Question: You had a main actor pull out but also for the role of Kenny, another actor pulled out, right?
Ford: He didn’t show up the first day that he was due and he’s a well known actor. I’m not going to say his name. He was attached for six months and we’d made his costumes. Yes. But again it was so lucky and I cannot imagine anyone else in that role but Nicholas Hoult. I had seen Nicholas’s tape a few weeks earlier and similar to running into Colin at that premiere in London I was kind of thinking to myself, I had a sick feeling inside that this guy was perfect for it and that I was working with another actor. It just came together.
Question: What do you feel is the essential fabric of film?
Ford: Essential fabric? Are we talking tweed? You have to have a story that’s worth telling. You have to have something that you’re passionate about. I understand what I’m about as a fashion designer but when I decided that I wanted to make film I had to say, ‘Well, why? Who cares? What do I have to say?’ So, first for me, and I think that everyone can answer this question differently – I think that if you ask this question of other filmmakers they would all tell you something different because a film should be somewhat personal. I think that whatever you create you have to be true to yourself and create something that feels right to you. So the story is number one to me. Style. People talk about it being stylish and beautiful, that’s at the service of the story. Style for me means nothing without substance, and yes, there are moments and things about the film that are stylish but hopefully at the service of the story. I don’t know if I answered your question but I tried.
Question: Anything that you can say about your planned women’s wear line that’s coming out?
Ford: No. I’m not talking about fashion. I’m here as a filmmaker today. I’m not talking about fashion.
Question: How did this process compare to fashion?
Ford: Well, the process as I explained is a little bit the same. You have to inspire people and get the best out of them.
Question: Do you know what’s next for you in film?
Ford: No. I have something that I’m working on but I need to get a little distance from this.

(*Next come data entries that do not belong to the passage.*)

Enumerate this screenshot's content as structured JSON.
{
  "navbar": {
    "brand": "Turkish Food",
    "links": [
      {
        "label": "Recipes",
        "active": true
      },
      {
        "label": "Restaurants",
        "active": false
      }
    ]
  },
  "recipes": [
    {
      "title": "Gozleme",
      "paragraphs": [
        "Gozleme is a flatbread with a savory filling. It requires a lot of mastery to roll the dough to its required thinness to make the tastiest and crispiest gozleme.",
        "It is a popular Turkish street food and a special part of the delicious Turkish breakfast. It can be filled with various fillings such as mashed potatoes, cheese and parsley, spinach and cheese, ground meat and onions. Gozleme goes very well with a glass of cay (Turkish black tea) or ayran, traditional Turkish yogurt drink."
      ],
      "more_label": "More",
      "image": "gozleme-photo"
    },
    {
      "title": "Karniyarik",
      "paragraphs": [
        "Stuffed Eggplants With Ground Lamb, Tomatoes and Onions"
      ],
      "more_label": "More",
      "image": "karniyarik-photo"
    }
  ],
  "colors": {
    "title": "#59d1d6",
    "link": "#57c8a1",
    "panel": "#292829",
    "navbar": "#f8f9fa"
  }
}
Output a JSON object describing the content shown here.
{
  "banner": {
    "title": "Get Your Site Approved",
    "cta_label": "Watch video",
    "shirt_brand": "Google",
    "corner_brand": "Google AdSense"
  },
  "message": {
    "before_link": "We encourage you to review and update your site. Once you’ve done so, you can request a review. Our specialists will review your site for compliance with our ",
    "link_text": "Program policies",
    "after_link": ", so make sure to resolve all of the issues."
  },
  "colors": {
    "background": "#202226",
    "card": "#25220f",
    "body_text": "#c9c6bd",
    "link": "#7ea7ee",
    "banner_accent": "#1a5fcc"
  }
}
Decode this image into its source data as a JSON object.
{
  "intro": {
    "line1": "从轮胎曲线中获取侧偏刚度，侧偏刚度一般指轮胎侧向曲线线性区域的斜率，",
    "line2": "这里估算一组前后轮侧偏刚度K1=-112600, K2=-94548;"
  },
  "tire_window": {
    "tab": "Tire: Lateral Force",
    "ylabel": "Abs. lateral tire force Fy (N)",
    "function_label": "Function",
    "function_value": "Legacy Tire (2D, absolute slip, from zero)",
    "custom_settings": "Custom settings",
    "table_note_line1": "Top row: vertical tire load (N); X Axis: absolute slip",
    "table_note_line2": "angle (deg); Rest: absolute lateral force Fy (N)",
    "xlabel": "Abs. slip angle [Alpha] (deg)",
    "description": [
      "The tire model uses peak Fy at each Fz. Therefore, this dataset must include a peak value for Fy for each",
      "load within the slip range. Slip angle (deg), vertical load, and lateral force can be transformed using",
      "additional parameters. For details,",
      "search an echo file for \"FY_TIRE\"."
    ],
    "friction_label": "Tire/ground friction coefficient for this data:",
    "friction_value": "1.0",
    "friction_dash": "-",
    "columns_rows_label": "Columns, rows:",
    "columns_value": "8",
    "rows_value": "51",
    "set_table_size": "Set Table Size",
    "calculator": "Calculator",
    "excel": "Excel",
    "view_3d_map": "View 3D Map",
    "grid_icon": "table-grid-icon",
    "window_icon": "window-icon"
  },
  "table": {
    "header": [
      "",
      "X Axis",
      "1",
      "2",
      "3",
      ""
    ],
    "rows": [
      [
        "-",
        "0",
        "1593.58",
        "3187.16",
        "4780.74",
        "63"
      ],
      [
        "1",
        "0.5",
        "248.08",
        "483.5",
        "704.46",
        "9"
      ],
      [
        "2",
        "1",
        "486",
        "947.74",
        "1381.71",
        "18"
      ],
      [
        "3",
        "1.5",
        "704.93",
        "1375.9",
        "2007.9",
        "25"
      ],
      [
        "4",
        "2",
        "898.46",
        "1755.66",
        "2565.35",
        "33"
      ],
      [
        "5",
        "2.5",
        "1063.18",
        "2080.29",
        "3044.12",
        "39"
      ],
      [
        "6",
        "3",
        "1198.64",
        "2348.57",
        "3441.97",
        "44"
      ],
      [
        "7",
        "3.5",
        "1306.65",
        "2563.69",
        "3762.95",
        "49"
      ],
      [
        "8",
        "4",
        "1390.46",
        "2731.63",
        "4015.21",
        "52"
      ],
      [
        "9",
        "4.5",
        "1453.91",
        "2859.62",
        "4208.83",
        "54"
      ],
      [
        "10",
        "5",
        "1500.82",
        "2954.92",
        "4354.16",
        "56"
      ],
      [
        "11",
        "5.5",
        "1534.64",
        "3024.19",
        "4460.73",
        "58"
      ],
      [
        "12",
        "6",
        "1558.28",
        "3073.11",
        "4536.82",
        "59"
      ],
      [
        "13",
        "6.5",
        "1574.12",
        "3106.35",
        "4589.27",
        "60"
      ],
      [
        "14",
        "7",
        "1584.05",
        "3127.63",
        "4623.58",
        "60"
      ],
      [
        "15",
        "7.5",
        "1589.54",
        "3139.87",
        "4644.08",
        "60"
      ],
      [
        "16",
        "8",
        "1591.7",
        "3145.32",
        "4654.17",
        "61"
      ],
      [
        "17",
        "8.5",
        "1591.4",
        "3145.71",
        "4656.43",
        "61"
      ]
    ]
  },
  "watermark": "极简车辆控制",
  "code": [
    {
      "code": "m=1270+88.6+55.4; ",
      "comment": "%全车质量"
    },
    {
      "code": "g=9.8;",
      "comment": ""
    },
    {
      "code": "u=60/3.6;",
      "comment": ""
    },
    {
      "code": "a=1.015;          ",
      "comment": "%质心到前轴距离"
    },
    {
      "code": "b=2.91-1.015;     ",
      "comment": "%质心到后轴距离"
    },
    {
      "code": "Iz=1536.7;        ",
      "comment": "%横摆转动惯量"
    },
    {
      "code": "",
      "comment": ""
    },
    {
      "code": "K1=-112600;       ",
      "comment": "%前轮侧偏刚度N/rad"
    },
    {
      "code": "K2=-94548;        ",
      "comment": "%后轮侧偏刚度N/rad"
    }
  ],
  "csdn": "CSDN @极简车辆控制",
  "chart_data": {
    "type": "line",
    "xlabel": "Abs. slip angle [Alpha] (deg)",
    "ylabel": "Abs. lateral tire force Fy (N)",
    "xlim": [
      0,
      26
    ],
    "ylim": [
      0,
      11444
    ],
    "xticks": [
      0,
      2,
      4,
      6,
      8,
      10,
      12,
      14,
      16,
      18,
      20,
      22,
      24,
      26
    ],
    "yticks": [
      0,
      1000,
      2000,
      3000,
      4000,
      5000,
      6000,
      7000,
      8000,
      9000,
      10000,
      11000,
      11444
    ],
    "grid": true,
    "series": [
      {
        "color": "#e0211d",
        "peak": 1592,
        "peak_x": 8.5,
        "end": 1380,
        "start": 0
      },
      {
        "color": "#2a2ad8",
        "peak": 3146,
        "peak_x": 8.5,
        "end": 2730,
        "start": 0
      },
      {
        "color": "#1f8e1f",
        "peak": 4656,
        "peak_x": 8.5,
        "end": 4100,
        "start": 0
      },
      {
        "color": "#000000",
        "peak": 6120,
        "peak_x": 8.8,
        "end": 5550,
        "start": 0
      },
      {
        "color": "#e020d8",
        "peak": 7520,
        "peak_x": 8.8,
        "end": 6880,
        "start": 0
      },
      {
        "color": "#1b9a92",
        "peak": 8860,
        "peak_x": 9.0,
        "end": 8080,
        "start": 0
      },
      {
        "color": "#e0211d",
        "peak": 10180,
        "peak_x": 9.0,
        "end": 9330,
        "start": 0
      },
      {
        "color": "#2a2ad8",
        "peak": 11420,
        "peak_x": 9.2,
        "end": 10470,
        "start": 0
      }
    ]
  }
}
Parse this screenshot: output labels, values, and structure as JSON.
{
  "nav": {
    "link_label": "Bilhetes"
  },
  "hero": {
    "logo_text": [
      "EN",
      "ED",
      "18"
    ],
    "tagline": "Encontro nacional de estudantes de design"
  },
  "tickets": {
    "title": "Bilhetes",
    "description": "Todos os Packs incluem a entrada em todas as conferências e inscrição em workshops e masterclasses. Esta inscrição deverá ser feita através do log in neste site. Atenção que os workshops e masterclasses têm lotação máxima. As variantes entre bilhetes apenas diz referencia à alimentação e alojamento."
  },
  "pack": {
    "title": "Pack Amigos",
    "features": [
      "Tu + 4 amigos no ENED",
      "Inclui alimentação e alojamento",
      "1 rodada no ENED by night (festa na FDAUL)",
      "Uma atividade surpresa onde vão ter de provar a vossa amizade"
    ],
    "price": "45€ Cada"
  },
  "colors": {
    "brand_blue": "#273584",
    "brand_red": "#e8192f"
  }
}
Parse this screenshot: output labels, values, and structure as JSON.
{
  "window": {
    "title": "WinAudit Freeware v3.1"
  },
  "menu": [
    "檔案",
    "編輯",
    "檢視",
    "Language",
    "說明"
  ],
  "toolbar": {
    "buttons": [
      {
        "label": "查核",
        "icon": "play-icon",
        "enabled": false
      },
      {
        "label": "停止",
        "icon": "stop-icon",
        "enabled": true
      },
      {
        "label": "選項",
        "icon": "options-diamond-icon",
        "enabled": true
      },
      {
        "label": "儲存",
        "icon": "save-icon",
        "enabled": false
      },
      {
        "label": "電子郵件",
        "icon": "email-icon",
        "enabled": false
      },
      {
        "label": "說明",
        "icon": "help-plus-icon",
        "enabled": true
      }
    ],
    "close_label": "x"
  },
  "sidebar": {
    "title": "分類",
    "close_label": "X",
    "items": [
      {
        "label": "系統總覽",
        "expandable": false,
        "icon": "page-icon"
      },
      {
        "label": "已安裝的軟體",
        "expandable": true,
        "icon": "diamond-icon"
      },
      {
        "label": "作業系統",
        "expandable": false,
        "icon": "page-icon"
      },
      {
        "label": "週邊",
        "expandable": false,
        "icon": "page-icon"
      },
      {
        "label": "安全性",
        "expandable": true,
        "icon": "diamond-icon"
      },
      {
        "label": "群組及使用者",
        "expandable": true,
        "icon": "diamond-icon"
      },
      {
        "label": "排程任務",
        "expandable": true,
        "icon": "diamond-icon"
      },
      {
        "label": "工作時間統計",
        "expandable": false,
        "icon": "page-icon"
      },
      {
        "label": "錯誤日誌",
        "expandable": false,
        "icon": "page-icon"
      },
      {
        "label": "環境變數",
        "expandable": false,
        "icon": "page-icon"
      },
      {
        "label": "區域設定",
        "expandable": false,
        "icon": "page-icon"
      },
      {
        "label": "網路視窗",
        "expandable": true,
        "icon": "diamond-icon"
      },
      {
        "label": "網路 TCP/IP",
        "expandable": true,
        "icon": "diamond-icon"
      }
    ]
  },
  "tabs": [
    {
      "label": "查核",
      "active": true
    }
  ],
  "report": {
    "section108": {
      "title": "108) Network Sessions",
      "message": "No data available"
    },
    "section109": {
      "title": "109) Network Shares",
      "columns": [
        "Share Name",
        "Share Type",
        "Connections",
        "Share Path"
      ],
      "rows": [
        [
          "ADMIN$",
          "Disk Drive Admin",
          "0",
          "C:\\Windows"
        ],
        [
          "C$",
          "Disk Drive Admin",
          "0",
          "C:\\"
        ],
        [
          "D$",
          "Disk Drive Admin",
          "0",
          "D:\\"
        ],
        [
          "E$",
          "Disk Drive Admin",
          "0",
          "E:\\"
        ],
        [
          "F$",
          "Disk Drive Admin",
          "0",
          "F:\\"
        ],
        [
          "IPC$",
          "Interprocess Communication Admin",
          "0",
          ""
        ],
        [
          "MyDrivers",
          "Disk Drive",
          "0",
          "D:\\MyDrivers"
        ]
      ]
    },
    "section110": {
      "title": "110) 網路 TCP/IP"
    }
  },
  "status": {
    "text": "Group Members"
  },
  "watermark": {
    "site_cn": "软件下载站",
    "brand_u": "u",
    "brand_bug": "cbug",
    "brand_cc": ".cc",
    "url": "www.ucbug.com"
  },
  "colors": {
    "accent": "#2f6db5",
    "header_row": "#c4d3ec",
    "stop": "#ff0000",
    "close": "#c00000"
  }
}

I just finished editing it in August and we’ve had all the film festivals and I need a little bit of space.
Question: Is there an iconography for Colin’s wardrobe that you used? It reminded me of a ’60’s Michael Caine.
Ford: That’s a good reference.